How Mobile Operators Can Enhance SIM Card Management and Achieve Effective Cost Control

Bill Chard

Bill Chard

by Bill Chard, senior director, product management and development, Evolving Systems

Today’s wireless operators have to manage ever-growing numbers of SIM (Subscriber Identity Module) cards. Factors driving this volume increase include organic market development, the need to sustain a churning subscriber base, the proliferation of SIM-only deals and the fact that SIM cards are embedded in a growing range of devices.

Unfortunately, with the current pre-provisioning model, every one of these cards requires space on the Home Location Register (HLR) and other key network elements including prepaid intelligent network (IN) nodes and messaging systems. Managing these ever-increasing SIM card numbers not only reduces available capacity – making it difficult to run effective marketing campaigns, for example – it is also hugely expensive.

The operator will typically be forced to make a large upfront investment, not only in the cards themselves but in the network space they occupy. To add to the problem, much of this investment ends up wasted because a significant proportion of SIM cards shipped are never used.

 

Many become lost, damaged or obsolete in the supply chain, while others remain on subscribers’ shelves or at the back of drawers. As a result, it is common for the effective utilisation of network elements to be less than 50 per cent. 

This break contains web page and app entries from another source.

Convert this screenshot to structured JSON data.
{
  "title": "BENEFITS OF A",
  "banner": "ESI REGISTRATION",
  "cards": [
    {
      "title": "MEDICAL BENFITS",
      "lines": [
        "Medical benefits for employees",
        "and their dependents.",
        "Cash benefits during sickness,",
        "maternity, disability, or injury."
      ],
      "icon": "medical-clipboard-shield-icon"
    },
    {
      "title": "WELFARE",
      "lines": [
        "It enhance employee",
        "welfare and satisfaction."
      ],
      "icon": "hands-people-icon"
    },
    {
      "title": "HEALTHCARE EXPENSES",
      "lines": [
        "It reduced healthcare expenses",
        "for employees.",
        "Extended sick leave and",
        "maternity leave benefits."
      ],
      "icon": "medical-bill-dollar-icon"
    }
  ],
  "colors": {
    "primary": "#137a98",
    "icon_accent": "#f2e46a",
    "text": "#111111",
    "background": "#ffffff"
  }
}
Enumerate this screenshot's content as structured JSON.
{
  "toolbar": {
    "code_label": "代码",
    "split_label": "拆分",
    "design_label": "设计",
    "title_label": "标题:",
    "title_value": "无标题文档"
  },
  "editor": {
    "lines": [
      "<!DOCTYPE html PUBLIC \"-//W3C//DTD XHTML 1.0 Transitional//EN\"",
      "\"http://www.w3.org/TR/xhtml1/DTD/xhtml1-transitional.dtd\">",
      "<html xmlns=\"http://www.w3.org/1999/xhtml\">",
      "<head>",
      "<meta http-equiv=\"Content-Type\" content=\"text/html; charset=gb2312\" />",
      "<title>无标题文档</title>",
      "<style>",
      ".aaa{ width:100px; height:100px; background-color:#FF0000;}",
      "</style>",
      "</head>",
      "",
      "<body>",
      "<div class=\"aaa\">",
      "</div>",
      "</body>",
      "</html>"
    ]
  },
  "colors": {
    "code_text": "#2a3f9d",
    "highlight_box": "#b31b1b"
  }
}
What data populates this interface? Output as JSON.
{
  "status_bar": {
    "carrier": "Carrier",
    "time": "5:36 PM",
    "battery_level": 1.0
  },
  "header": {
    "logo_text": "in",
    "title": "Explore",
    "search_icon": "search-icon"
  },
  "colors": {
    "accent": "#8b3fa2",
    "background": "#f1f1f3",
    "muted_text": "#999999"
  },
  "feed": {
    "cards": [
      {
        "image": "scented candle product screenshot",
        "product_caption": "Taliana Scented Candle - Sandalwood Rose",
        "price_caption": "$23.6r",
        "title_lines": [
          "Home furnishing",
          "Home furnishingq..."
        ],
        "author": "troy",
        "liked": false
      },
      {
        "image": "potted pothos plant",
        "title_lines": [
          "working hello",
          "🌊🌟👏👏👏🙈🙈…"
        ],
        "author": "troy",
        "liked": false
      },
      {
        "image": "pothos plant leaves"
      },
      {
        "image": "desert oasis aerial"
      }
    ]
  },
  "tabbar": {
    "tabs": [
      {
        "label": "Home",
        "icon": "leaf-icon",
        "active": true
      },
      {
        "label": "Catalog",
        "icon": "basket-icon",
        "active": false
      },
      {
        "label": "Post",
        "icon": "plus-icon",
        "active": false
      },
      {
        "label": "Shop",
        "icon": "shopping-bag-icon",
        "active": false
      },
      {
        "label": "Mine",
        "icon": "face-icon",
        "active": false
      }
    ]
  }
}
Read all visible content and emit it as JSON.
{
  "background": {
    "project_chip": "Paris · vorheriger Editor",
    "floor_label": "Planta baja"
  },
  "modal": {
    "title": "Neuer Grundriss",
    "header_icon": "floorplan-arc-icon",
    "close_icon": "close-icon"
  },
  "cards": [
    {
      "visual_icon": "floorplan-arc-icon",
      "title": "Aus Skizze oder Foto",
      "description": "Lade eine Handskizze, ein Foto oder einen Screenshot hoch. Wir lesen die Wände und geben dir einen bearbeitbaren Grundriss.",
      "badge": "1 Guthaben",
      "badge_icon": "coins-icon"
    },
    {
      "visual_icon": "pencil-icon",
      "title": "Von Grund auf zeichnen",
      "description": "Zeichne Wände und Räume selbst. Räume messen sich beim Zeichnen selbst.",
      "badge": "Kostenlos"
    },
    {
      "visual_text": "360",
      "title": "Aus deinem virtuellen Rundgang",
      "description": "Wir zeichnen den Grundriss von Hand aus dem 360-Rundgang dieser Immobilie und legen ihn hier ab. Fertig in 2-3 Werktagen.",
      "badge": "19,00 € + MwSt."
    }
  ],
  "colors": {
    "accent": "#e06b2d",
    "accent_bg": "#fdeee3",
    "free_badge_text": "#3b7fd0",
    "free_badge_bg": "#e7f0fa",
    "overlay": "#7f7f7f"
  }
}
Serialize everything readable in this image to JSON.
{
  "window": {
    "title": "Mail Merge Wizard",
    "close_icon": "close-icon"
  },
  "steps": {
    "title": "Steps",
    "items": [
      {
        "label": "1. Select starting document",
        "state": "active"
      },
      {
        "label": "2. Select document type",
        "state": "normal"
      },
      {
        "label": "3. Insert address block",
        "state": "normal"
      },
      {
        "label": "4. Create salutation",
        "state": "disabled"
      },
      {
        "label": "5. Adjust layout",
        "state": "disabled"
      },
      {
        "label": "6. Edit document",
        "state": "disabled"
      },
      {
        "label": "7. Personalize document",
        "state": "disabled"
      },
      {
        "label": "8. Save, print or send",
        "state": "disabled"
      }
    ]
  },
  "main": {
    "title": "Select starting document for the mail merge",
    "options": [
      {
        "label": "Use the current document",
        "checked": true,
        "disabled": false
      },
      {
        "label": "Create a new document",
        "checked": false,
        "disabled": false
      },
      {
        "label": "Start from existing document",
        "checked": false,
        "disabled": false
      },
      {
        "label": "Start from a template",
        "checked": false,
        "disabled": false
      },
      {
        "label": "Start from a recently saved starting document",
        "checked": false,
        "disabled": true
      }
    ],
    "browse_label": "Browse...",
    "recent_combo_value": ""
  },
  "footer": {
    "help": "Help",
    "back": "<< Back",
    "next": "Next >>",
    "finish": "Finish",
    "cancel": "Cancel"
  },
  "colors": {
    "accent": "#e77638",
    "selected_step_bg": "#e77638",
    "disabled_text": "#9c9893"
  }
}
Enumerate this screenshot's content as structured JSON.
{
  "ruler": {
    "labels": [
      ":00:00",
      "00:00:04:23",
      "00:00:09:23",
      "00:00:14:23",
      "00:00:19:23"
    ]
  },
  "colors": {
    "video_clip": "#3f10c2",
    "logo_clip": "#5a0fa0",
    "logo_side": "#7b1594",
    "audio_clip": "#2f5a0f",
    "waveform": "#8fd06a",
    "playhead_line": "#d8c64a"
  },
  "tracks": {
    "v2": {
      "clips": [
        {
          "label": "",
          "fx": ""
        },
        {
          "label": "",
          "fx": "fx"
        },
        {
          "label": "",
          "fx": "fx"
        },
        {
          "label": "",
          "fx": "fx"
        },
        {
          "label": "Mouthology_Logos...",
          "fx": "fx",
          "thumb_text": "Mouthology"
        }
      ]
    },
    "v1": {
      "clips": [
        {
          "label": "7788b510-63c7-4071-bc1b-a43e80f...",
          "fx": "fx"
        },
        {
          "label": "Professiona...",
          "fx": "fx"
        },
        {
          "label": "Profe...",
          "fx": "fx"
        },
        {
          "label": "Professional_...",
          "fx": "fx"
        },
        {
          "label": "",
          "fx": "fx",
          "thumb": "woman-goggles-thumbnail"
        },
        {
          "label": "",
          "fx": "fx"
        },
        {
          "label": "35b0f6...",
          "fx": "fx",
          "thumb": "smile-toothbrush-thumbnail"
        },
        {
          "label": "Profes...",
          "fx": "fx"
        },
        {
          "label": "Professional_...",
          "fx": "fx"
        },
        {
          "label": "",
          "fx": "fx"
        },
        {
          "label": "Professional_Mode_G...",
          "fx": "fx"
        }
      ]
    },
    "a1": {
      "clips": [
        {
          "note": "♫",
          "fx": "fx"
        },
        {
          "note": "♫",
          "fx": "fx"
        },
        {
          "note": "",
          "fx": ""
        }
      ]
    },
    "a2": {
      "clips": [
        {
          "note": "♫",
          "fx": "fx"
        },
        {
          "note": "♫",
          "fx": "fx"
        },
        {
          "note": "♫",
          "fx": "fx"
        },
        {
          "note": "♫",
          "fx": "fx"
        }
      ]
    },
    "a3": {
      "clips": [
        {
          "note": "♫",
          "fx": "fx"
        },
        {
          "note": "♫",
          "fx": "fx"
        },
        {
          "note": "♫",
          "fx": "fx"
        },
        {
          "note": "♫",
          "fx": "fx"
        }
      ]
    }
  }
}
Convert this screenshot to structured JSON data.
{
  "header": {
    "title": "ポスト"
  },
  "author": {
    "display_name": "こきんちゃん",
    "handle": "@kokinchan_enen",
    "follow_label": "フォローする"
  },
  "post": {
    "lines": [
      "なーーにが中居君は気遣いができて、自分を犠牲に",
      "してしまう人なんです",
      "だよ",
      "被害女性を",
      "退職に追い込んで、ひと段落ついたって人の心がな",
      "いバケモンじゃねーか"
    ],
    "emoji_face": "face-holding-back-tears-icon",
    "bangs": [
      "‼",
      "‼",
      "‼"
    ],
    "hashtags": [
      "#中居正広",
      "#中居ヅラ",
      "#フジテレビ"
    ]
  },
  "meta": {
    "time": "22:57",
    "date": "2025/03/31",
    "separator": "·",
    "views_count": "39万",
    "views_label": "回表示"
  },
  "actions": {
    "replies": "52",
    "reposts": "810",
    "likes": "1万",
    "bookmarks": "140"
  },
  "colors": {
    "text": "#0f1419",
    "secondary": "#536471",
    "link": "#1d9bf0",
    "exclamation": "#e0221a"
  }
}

Pre-provisioning can also lead to an uneven distribution of SIM cards across vital elements like the HLR. Uniform loading of these elements relies on accurate forecasting significantly in advance of sales, and any variation from forecasts can result in a sub-optimal distribution that takes time to correct and may involve expensive (and risky) re-homing of subscribers between HLRs.

The pre-provisioning model does have one key advantage, however: namely, that the SIM works immediately it is in the hands of the end user. This presents operators with an urgent challenge: how do they find a cost-effective alternative to pre-provisioning that preserves this important benefit?

Fortunately a new approach to activating mobile phones has emerged which achieves these dual objectives by enabling new SIM cards to interact with the provisioning process via the mobile network despite not having previously been provisioned. This means that the allocation of network resources can be deferred until the point of first use. 

There is no need, for example, to buy HLR capacity to support SIM cards that are inactive in the supply chain and uniform loading of HLRs can be ensured by appropriate selection when the SIM is first used, rather than weeks in advance.

In commercial terms, the key benefit is that this new approach allows operators to eliminate many of the upfront costs they would typically incur if using the pre-provisioning model. In particular, it helps them avoid the need to buy and commission more network platforms than are actually required, merely in order to accommodate SIM cards that may never be used nor generate any revenue.

As operators look to drive efficiencies in an increasingly competitive marketplace, activating SIM cards at the point of first use offers a compelling route to competitive advantage.

For more information about Evolving Systems and its Dynamic SIM Allocation (DSA) solution visit http://www.evolving.com/